ASSIGNMENT:
Go through the data below. List every line that holds the word "bowl".

[Items from a data source]
---+---
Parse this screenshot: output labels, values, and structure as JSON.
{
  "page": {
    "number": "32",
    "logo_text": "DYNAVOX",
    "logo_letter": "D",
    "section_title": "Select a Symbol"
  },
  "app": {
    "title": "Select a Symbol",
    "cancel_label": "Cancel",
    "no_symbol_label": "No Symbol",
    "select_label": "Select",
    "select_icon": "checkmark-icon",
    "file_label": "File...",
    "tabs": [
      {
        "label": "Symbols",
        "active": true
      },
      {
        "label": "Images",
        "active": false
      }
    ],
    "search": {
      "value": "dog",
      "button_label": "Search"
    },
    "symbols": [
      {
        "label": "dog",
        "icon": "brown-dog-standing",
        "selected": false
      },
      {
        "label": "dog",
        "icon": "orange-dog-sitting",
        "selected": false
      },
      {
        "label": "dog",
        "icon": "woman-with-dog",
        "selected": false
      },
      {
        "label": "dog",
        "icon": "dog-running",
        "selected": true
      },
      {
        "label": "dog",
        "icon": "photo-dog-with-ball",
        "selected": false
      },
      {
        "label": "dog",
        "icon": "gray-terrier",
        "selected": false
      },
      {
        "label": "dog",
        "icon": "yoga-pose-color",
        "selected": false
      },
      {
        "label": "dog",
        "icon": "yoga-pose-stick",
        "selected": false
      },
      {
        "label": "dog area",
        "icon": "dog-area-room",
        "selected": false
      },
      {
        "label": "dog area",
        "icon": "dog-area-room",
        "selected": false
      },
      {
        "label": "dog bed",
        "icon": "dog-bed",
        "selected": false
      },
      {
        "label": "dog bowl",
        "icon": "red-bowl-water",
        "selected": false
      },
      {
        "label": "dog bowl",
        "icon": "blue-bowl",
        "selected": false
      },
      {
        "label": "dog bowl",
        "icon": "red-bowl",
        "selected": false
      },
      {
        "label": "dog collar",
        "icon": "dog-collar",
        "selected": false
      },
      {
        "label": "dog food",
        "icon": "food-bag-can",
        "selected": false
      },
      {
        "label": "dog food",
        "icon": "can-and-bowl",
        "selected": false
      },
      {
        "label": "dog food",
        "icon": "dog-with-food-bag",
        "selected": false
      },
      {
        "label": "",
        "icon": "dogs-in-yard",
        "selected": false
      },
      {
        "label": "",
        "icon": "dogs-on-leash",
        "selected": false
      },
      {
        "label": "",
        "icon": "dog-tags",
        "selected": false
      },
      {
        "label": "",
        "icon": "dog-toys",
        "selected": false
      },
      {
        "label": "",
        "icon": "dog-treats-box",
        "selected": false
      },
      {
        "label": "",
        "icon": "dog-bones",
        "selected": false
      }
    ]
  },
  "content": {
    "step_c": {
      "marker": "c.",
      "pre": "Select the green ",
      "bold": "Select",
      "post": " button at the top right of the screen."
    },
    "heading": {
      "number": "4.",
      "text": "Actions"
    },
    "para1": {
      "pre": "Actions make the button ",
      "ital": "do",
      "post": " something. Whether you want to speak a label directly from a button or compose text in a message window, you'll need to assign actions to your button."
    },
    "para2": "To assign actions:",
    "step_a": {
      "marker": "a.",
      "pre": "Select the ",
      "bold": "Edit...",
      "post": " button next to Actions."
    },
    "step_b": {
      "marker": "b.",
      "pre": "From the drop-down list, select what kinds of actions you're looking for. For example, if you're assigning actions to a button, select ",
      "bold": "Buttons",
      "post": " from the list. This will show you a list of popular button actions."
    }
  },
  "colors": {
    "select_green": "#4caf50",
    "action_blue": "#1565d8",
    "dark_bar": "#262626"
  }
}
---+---
WRITTEN RESPONSE:
        "label": "dog bowl",
        "icon": "red-bowl-water",
        "label": "dog bowl",
        "icon": "blue-bowl",
        "label": "dog bowl",
        "icon": "red-bowl",
        "icon": "can-and-bowl",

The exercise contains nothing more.